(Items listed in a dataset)
BEGIN

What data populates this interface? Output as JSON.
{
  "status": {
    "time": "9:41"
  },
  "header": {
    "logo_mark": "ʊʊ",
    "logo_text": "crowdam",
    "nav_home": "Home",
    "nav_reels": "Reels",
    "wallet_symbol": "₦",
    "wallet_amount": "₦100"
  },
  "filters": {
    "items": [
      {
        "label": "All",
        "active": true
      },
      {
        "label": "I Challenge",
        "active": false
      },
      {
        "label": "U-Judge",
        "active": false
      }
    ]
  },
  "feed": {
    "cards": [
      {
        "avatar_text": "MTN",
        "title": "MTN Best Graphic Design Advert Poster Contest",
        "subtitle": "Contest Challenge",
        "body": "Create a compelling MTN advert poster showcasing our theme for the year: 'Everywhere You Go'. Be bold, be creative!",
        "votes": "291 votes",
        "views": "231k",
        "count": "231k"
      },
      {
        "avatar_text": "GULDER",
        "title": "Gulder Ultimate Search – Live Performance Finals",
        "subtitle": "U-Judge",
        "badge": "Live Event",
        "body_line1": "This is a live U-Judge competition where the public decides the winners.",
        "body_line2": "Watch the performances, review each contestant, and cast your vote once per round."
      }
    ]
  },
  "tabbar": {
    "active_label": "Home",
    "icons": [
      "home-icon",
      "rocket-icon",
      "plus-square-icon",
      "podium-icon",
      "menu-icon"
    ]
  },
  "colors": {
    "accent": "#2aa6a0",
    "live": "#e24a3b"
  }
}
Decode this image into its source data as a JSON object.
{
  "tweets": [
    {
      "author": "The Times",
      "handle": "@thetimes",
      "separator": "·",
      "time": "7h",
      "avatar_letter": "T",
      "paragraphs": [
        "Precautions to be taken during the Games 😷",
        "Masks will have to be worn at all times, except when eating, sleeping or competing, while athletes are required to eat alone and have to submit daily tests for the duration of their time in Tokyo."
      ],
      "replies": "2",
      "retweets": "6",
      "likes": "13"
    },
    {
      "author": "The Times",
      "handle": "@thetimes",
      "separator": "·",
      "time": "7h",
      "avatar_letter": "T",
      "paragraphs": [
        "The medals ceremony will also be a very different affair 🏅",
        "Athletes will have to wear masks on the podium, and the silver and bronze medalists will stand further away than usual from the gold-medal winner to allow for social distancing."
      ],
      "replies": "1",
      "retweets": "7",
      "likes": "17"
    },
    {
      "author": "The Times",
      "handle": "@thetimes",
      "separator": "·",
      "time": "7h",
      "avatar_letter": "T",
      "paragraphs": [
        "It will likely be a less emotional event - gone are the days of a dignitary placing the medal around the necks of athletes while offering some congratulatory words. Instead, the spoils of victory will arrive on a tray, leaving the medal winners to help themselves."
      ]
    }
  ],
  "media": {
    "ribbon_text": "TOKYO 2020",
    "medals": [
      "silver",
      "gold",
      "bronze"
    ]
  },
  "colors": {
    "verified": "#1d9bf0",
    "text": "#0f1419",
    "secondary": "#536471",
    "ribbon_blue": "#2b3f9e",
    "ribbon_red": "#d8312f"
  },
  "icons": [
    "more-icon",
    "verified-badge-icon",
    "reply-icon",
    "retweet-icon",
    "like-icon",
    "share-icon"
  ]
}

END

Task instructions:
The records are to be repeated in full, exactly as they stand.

Written response:
What data populates this interface? Output as JSON.
{
  "status": {
    "time": "9:41"
  },
  "header": {
    "logo_mark": "ʊʊ",
    "logo_text": "crowdam",
    "nav_home": "Home",
    "nav_reels": "Reels",
    "wallet_symbol": "₦",
    "wallet_amount": "₦100"
  },
  "filters": {
    "items": [
      {
        "label": "All",
        "active": true
      },
      {
        "label": "I Challenge",
        "active": false
      },
      {
        "label": "U-Judge",
        "active": false
      }
    ]
  },
  "feed": {
    "cards": [
      {
        "avatar_text": "MTN",
        "title": "MTN Best Graphic Design Advert Poster Contest",
        "subtitle": "Contest Challenge",
        "body": "Create a compelling MTN advert poster showcasing our theme for the year: 'Everywhere You Go'. Be bold, be creative!",
        "votes": "291 votes",
        "views": "231k",
        "count": "231k"
      },
      {
        "avatar_text": "GULDER",
        "title": "Gulder Ultimate Search – Live Performance Finals",
        "subtitle": "U-Judge",
        "badge": "Live Event",
        "body_line1": "This is a live U-Judge competition where the public decides the winners.",
        "body_line2": "Watch the performances, review each contestant, and cast your vote once per round."
      }
    ]
  },
  "tabbar": {
    "active_label": "Home",
    "icons": [
      "home-icon",
      "rocket-icon",
      "plus-square-icon",
      "podium-icon",
      "menu-icon"
    ]
  },
  "colors": {
    "accent": "#2aa6a0",
    "live": "#e24a3b"
  }
}
Decode this image into its source data as a JSON object.
{
  "tweets": [
    {
      "author": "The Times",
      "handle": "@thetimes",
      "separator": "·",
      "time": "7h",
      "avatar_letter": "T",
      "paragraphs": [
        "Precautions to be taken during the Games 😷",
        "Masks will have to be worn at all times, except when eating, sleeping or competing, while athletes are required to eat alone and have to submit daily tests for the duration of their time in Tokyo."
      ],
      "replies": "2",
      "retweets": "6",
      "likes": "13"
    },
    {
      "author": "The Times",
      "handle": "@thetimes",
      "separator": "·",
      "time": "7h",
      "avatar_letter": "T",
      "paragraphs": [
        "The medals ceremony will also be a very different affair 🏅",
        "Athletes will have to wear masks on the podium, and the silver and bronze medalists will stand further away than usual from the gold-medal winner to allow for social distancing."
      ],
      "replies": "1",
      "retweets": "7",
      "likes": "17"
    },
    {
      "author": "The Times",
      "handle": "@thetimes",
      "separator": "·",
      "time": "7h",
      "avatar_letter": "T",
      "paragraphs": [
        "It will likely be a less emotional event - gone are the days of a dignitary placing the medal around the necks of athletes while offering some congratulatory words. Instead, the spoils of victory will arrive on a tray, leaving the medal winners to help themselves."
      ]
    }
  ],
  "media": {
    "ribbon_text": "TOKYO 2020",
    "medals": [
      "silver",
      "gold",
      "bronze"
    ]
  },
  "colors": {
    "verified": "#1d9bf0",
    "text": "#0f1419",
    "secondary": "#536471",
    "ribbon_blue": "#2b3f9e",
    "ribbon_red": "#d8312f"
  },
  "icons": [
    "more-icon",
    "verified-badge-icon",
    "reply-icon",
    "retweet-icon",
    "like-icon",
    "share-icon"
  ]
}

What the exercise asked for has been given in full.